Frank Ricci, a firefighter in New Haven, Conn., worked hard, played by the rules, and earned a promotion to fire lieutenant. But the city denied him the promotion because he is not black. Ricci sued, along with 16 other whites and one Hispanic firefighter. . . . Ricci studied for eight to 13 hours a day to prepare for the combined written and oral exam in 2003 that he hoped would win him a promotion. . . . And he got one of the highest scores. But Ricci and other would-be lieutenants and captains with high scores did not get the promotions they expected. The reason was that--because not enough black firefighters had done well enough to be eligible--New Haven decided to discard the test results and make no promotions at all. . . . Racial politics clearly did figure in the city's denial of promotions to the white and Hispanic firefighters. . . . [T]he Rev. Boise Kimber . . . disrupted meetings of the city's civil service board and warned its members of a "political ramification" if they certified the exam results.
Ricci and other test-takers sued. A district judge dismissed the case. A three-judge panel of the U.S. Court of Appeals for the Second Circuit affirmed the dismissal, in a process Taylor calls "so peculiar as to fan suspicions that some or all of the judges were embarrassed by the ugliness of the actions that they were blessing and were trying to sweep the case quietly under the rug." One of those three judges was Sonia Sotomayor. The Supreme Court took the appeal, heard oral arguments in April, and should hand down its judgment before its term ends at the beginning of July.
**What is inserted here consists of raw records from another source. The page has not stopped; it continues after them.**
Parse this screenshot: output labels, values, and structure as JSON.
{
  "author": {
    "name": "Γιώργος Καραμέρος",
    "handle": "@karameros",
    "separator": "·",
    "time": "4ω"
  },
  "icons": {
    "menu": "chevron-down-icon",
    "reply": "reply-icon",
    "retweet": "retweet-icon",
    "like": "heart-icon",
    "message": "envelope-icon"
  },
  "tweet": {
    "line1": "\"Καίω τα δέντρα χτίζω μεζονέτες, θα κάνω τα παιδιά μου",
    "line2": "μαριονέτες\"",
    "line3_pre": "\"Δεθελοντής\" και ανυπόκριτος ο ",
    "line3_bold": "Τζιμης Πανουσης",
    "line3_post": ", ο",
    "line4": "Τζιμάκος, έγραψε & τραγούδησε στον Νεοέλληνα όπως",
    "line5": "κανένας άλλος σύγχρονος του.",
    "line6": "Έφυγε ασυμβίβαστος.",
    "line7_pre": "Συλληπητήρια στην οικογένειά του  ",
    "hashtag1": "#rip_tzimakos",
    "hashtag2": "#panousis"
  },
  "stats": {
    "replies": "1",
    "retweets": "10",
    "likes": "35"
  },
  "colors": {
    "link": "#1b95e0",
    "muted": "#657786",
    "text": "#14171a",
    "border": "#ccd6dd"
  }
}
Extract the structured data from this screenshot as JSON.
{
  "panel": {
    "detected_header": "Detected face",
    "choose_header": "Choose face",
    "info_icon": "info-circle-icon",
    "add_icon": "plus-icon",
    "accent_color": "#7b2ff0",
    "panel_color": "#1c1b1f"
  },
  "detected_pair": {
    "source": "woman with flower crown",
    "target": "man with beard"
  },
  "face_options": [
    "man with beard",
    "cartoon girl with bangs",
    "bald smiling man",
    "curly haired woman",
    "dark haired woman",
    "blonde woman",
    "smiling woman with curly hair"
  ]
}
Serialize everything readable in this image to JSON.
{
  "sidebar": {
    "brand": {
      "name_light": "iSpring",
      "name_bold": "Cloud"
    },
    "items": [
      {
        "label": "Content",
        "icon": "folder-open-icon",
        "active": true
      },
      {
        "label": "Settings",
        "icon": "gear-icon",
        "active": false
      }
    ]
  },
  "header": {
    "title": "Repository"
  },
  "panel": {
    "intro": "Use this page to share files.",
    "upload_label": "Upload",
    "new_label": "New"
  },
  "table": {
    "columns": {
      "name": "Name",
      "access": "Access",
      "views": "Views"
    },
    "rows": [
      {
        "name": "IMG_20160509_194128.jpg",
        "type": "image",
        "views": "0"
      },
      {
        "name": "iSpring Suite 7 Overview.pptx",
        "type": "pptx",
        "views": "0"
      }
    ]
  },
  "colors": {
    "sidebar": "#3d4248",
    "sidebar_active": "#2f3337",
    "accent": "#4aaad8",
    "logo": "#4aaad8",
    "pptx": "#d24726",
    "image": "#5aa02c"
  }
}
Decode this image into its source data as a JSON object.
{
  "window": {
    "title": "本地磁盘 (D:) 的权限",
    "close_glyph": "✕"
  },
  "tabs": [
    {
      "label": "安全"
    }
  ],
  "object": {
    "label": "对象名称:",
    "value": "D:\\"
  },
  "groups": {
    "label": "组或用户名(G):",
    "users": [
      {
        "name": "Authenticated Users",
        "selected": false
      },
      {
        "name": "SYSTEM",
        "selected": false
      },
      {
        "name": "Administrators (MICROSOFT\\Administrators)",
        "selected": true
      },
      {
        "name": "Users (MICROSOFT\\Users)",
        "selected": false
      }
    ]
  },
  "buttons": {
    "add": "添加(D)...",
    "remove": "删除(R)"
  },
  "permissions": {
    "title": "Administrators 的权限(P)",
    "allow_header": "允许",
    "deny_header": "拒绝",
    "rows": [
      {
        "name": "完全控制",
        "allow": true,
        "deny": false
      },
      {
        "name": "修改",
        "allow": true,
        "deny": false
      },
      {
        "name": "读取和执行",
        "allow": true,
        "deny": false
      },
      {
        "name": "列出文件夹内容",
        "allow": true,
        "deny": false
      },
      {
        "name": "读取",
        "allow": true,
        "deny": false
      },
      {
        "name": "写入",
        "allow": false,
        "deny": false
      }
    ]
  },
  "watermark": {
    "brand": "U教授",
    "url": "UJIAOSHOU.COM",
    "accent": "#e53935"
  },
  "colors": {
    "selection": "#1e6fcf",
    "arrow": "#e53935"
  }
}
So we will have an unusual moment in the Sotomayor confirmation process--one that will stand out from the customary small-bore senatorial back-and-forth during judicial confirmations. We'll have a high-profile Supreme Court ruling highlighting a very questionable judicial decision by the president's nominee. Most Court observers expect the judgment in which Sotomayor joined to be reversed. But even if it isn't, there will be a closely observed decision by a probably closely divided Supreme Court that will bring home the importance of the Sotomayor nomination for jurisprudence in this area. The public will have occasion to see how a nominee, herself picked for identity-politics reasons, was unempathetic, one might say, and unjust to the victims of identity politics, the firefighters of New Haven who were denied promotions.
Sotomayor will probably be confirmed. But nothing is certain. And a Ricci-focused debate over her confirmation will serve to remind Americans of the unseemliness and injustice of the Constitution-corrupting, identity-politics-driven agenda so dear to the hearts of the modern Democratic party, the Obama administration, and Sonia Sotomayor.